Items from a dataset

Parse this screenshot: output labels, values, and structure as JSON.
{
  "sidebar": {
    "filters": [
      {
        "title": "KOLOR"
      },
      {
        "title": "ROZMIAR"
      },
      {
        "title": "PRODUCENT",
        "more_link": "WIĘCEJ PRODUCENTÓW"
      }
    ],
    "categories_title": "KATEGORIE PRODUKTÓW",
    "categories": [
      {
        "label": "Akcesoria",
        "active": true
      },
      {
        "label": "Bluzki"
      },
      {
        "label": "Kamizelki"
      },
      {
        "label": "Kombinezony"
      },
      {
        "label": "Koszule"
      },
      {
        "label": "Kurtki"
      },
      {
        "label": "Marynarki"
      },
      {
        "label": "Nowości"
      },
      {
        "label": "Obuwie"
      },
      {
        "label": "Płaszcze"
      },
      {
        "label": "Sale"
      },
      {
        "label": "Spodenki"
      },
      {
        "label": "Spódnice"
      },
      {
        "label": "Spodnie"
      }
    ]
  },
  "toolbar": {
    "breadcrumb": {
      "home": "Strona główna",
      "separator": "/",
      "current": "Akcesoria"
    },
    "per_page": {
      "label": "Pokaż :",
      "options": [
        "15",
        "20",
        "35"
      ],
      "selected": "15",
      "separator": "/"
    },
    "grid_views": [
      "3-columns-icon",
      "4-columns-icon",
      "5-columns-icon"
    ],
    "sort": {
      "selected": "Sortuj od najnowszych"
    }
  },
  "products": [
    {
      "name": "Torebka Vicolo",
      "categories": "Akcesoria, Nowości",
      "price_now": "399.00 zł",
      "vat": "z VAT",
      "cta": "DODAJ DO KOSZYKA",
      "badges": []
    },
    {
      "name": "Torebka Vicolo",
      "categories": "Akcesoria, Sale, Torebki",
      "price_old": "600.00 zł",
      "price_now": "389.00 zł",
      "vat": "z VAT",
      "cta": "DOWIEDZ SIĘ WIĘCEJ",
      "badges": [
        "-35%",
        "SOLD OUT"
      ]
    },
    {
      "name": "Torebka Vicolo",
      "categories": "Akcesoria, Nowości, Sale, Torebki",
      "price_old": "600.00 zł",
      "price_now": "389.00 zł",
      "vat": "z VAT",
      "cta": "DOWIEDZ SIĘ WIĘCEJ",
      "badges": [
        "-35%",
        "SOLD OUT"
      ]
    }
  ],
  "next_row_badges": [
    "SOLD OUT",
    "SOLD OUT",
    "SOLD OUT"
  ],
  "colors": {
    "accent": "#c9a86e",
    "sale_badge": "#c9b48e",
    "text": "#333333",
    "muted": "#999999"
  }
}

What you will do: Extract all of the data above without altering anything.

Solution to the exercise:
Parse this screenshot: output labels, values, and structure as JSON.
{
  "sidebar": {
    "filters": [
      {
        "title": "KOLOR"
      },
      {
        "title": "ROZMIAR"
      },
      {
        "title": "PRODUCENT",
        "more_link": "WIĘCEJ PRODUCENTÓW"
      }
    ],
    "categories_title": "KATEGORIE PRODUKTÓW",
    "categories": [
      {
        "label": "Akcesoria",
        "active": true
      },
      {
        "label": "Bluzki"
      },
      {
        "label": "Kamizelki"
      },
      {
        "label": "Kombinezony"
      },
      {
        "label": "Koszule"
      },
      {
        "label": "Kurtki"
      },
      {
        "label": "Marynarki"
      },
      {
        "label": "Nowości"
      },
      {
        "label": "Obuwie"
      },
      {
        "label": "Płaszcze"
      },
      {
        "label": "Sale"
      },
      {
        "label": "Spodenki"
      },
      {
        "label": "Spódnice"
      },
      {
        "label": "Spodnie"
      }
    ]
  },
  "toolbar": {
    "breadcrumb": {
      "home": "Strona główna",
      "separator": "/",
      "current": "Akcesoria"
    },
    "per_page": {
      "label": "Pokaż :",
      "options": [
        "15",
        "20",
        "35"
      ],
      "selected": "15",
      "separator": "/"
    },
    "grid_views": [
      "3-columns-icon",
      "4-columns-icon",
      "5-columns-icon"
    ],
    "sort": {
      "selected": "Sortuj od najnowszych"
    }
  },
  "products": [
    {
      "name": "Torebka Vicolo",
      "categories": "Akcesoria, Nowości",
      "price_now": "399.00 zł",
      "vat": "z VAT",
      "cta": "DODAJ DO KOSZYKA",
      "badges": []
    },
    {
      "name": "Torebka Vicolo",
      "categories": "Akcesoria, Sale, Torebki",
      "price_old": "600.00 zł",
      "price_now": "389.00 zł",
      "vat": "z VAT",
      "cta": "DOWIEDZ SIĘ WIĘCEJ",
      "badges": [
        "-35%",
        "SOLD OUT"
      ]
    },
    {
      "name": "Torebka Vicolo",
      "categories": "Akcesoria, Nowości, Sale, Torebki",
      "price_old": "600.00 zł",
      "price_now": "389.00 zł",
      "vat": "z VAT",
      "cta": "DOWIEDZ SIĘ WIĘCEJ",
      "badges": [
        "-35%",
        "SOLD OUT"
      ]
    }
  ],
  "next_row_badges": [
    "SOLD OUT",
    "SOLD OUT",
    "SOLD OUT"
  ],
  "colors": {
    "accent": "#c9a86e",
    "sale_badge": "#c9b48e",
    "text": "#333333",
    "muted": "#999999"
  }
}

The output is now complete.